* Task brief: Look through the entries below and report every line that has "convert".

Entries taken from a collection
========================================================================

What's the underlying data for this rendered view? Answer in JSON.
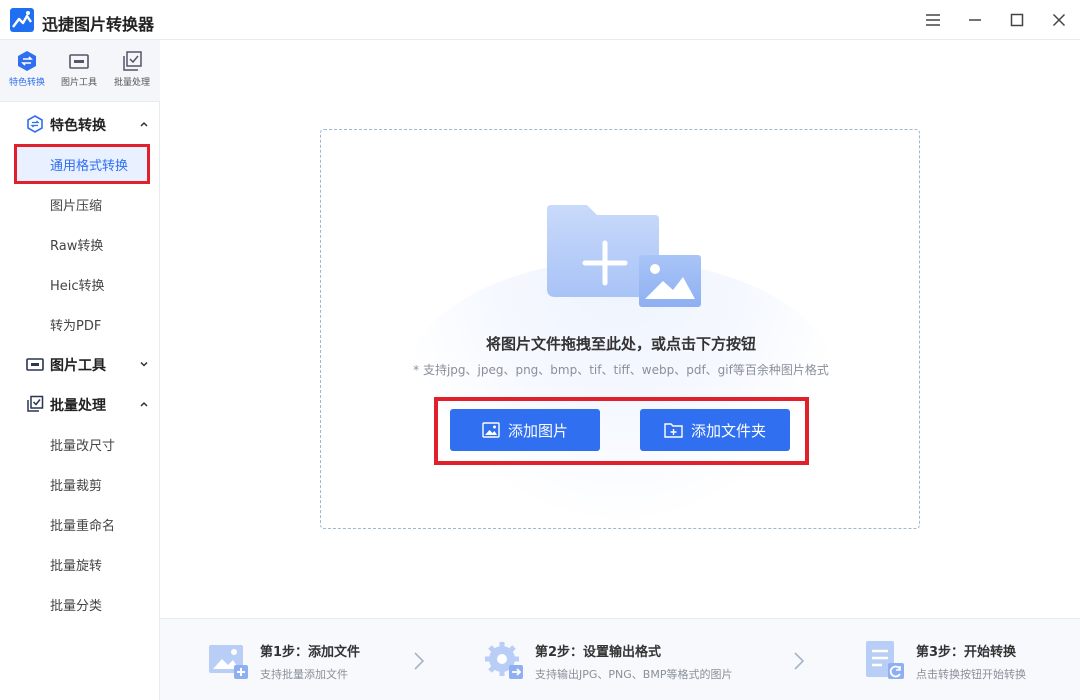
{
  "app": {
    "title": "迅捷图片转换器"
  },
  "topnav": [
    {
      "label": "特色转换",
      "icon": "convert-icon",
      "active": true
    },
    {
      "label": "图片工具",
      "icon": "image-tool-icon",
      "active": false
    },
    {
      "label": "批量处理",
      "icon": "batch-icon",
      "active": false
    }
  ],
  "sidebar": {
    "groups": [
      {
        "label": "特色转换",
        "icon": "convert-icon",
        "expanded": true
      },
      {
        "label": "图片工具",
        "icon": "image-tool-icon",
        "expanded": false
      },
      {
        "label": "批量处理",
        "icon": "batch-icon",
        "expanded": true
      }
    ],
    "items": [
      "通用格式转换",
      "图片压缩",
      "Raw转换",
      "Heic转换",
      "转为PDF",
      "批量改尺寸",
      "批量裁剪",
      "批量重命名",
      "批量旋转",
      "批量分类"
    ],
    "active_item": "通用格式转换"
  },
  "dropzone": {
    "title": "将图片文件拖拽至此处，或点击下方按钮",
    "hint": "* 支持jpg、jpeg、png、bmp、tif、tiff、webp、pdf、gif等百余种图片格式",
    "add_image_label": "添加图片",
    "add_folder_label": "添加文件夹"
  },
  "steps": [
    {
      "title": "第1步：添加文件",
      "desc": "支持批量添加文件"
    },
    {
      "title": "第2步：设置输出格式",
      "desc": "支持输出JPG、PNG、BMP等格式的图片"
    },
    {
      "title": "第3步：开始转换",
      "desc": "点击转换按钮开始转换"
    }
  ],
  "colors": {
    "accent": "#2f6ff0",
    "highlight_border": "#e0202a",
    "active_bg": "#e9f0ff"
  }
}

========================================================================

* Written answer:
      "icon": "convert-icon",
        "icon": "convert-icon",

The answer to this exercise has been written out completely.